Content starts

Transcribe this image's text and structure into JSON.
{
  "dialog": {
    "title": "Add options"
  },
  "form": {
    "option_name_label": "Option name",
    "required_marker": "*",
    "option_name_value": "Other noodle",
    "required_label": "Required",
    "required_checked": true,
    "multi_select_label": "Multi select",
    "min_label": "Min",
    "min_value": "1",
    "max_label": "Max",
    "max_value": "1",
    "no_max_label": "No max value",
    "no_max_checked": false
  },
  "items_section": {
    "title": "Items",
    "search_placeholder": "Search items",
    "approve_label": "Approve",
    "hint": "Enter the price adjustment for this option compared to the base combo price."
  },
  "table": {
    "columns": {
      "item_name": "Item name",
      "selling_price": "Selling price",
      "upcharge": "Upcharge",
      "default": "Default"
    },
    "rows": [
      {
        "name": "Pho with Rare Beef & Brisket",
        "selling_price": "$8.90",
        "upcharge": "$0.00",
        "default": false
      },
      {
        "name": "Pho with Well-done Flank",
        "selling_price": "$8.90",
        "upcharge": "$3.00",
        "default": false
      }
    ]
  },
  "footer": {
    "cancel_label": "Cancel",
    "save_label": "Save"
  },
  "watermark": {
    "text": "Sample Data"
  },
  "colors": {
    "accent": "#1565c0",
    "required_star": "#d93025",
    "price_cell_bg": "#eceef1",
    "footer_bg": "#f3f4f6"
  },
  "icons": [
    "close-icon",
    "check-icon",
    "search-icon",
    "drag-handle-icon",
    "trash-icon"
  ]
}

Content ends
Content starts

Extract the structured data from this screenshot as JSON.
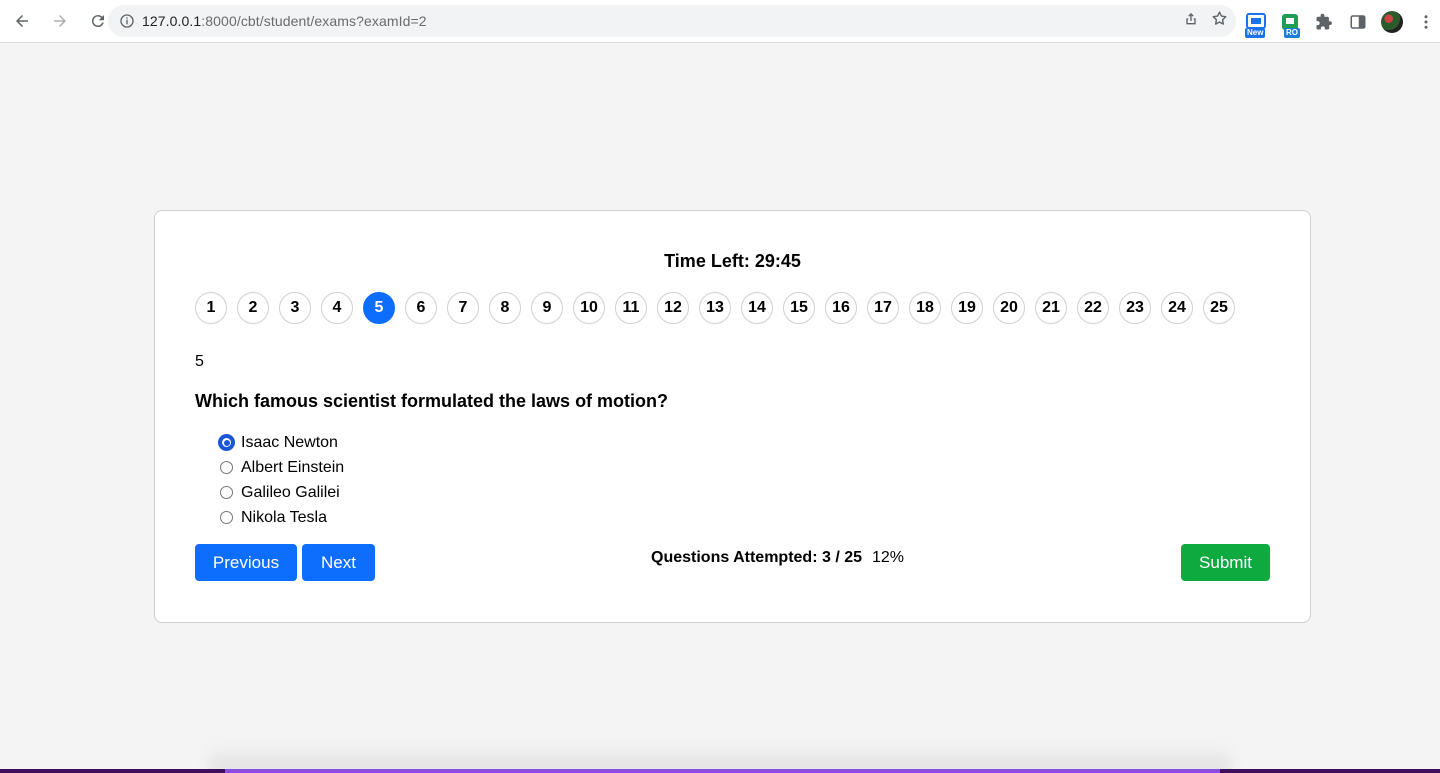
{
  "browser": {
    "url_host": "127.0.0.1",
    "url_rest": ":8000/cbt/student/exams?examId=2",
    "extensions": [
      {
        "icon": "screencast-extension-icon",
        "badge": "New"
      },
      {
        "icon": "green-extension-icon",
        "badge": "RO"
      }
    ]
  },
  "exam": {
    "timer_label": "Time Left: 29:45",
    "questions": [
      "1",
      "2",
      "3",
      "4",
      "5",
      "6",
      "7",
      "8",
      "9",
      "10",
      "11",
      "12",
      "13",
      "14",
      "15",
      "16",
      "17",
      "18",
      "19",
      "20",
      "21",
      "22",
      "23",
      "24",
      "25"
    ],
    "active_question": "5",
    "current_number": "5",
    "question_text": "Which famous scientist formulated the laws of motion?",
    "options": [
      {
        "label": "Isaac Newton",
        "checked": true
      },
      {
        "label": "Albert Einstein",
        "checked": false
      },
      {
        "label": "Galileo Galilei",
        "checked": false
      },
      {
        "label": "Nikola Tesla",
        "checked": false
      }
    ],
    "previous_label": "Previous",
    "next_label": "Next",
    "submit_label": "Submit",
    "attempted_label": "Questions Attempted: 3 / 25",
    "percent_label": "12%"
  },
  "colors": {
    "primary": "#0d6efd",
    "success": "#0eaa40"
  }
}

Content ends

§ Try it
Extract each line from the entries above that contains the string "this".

§ Your solution
Transcribe this image's text and structure into JSON.
    "hint": "Enter the price adjustment for this option compared to the base combo price."
Extract the structured data from this screenshot as JSON.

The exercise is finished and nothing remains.